VORSPRUNG 2. By Kate Corney. Collins Educational. Student's Book pound;7.99. Workbook pound;2.75. Teacher's Resource Book pound;15.50. Resources and Assessment Pack pound;52.50. 8 cassettes pound;62.99 + VAT.
Age range 14-16
Vorsprung 2 is the second level of a two-year course for pupils preparing for the foundation tier of the revised GCSE syllabuses in German.
The basic format established in Vorsprung 1 (TES, November 15, 1996) is retained, but significant amendments provide for progression, differentiation and revision. Thus the objectives (Lernziele) given to pupils and exemplified in Book 1 in the form of individual "important expressions" (die wichtigen Ausdruecke) now take on the more substantial form of complete model dialogues, which will prepare pupils more directly for the speaking examination.
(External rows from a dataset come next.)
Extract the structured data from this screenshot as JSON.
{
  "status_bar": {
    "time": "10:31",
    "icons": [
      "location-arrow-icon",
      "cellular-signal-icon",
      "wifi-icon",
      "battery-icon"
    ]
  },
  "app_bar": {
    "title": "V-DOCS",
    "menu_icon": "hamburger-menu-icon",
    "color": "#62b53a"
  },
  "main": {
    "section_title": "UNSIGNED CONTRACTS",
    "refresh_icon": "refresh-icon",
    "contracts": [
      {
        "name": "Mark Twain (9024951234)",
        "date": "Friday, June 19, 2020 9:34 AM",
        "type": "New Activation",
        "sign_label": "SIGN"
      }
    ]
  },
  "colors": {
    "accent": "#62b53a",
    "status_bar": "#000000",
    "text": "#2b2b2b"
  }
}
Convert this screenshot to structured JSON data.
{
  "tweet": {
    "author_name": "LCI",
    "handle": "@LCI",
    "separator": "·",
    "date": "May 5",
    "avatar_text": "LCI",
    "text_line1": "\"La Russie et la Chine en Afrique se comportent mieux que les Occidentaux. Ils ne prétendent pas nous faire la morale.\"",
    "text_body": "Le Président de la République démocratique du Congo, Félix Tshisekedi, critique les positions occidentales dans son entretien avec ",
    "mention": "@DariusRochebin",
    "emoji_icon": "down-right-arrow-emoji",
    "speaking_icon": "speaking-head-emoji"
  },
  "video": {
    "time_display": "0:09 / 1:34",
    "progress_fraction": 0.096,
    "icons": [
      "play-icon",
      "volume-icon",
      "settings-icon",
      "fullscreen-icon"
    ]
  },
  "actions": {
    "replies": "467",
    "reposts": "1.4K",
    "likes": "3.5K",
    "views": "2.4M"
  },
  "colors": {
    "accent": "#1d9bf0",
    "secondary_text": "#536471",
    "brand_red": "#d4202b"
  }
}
Although there is still an emphasis on listening and speaking, supported with clear visuals and carefully structured tasks, there is increased use of authentic reading material, centred this time on Austria, and demanding more deduction from pupils.
A distinctive additional feature of the workbook (Arbeitsbuch) is the revision unit, recycling the topics from Book 1, as well as giving advice on learning strategies and examination preparation. The resources and assessment pack includes module tests, overhead transparency masters and tape transcripts, but, additionally, vital extension worksheets to stretch pupils at the top end of the foundation tier, aiming for the C grade.
The teacher's resource book contains homework suggest-ions, assessment advice and the most precise guidance on differentiation, spelling out exactly what is required to achieve that C grade - this latter feature will be a particular godsend to teachers coming to terms with the new GCSE.
The claim of basing the whole in a "vocational framework" is less easy to substantiate than that of providing pupils with a passport to success in foundation tier German. Ultimately, this is a course-book that provides excellent advice on learning skills and exam technique and for this reason alone should commend itself to teachers and pupils as the new GCSE establishes itself.
* Nigel Norman is a lecturer in education at the University of Wales, Swansea